A square root of a number is a number that, when multiplied by itself, equals For example, and are the square roots of
All positive numbers have two square roots — one positive and one negative. To avoid ambiguity, when talking about the square root of a number, only the positive root, also known as its principal root, is considered. Furthermore, to denote the square root, the symbol is used. For example, the square root of is denoted as
In the example above, the principal root of is because multiplied by itself equals and is positive. When a number is a perfect square, its square roots are integers. The square roots of positive integers that are non-perfect squares are irrational numbers.
Principal Root of Perfect Squares Principal Root of Non-Perfect Squares
Perfect Square Principal Root
(Integer Number)
Non-Perfect Square Principal Root
(Irrational Number)
The square root of a negative number is not a real number. This is because there is no real number that, when multiplied by itself, results in a negative number.
Instead, the square roots of negative numbers are imaginary numbers.


Square Roots of Fractions and Decimal Numbers
Separate from whole numbers, the square roots of fractions can be calculated by taking square roots of the numerator and denominator separately. Consider the following example.
The square roots of decimal numbers can be calculated by writing them in the fraction form.
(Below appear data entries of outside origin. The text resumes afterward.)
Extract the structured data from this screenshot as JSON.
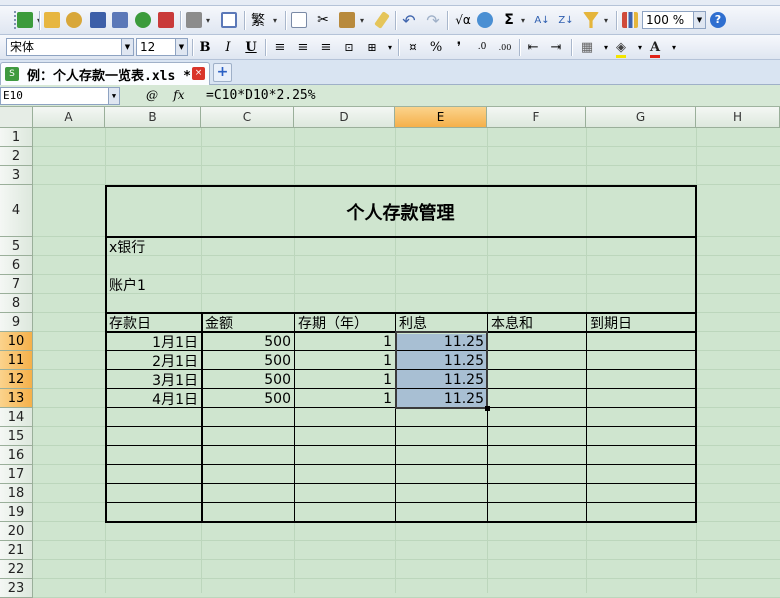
{
  "toolbar": {
    "zoom": "100 %",
    "text_style_btn": "繁",
    "sum_btn": "Σ"
  },
  "format": {
    "font_name": "宋体",
    "font_size": "12",
    "bold": "B",
    "italic": "I",
    "underline": "U",
    "percent": "%",
    "inc_decimal": ".0",
    "dec_decimal": ".00",
    "font_color_btn": "A"
  },
  "doc_tab": {
    "icon": "S",
    "title": "例：个人存款一览表.xls *",
    "close": "×",
    "new_tab": "+"
  },
  "formula_bar": {
    "name_box": "E10",
    "fx_label": "fx",
    "zoom_icon": "@",
    "formula": "=C10*D10*2.25%"
  },
  "sheet": {
    "columns": [
      "A",
      "B",
      "C",
      "D",
      "E",
      "F",
      "G",
      "H"
    ],
    "selected_column": "E",
    "rows": [
      "1",
      "2",
      "3",
      "4",
      "5",
      "6",
      "7",
      "8",
      "9",
      "10",
      "11",
      "12",
      "13",
      "14",
      "15",
      "16",
      "17",
      "18",
      "19",
      "20",
      "21",
      "22",
      "23"
    ],
    "selected_rows": [
      "10",
      "11",
      "12",
      "13"
    ],
    "table_title": "个人存款管理",
    "bank": "x银行",
    "account": "账户1",
    "headers": [
      "存款日",
      "金额",
      "存期（年）",
      "利息",
      "本息和",
      "到期日"
    ],
    "data": [
      {
        "date": "1月1日",
        "amount": "500",
        "term": "1",
        "interest": "11.25"
      },
      {
        "date": "2月1日",
        "amount": "500",
        "term": "1",
        "interest": "11.25"
      },
      {
        "date": "3月1日",
        "amount": "500",
        "term": "1",
        "interest": "11.25"
      },
      {
        "date": "4月1日",
        "amount": "500",
        "term": "1",
        "interest": "11.25"
      }
    ]
  },
  "colors": {
    "sheet_bg": "#cfe5cf",
    "selection": "#a8bfd3",
    "header_selected": "#f5b04a"
  }
}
Then, the square roots of the numerator and denominator are calculated. Consider the following example.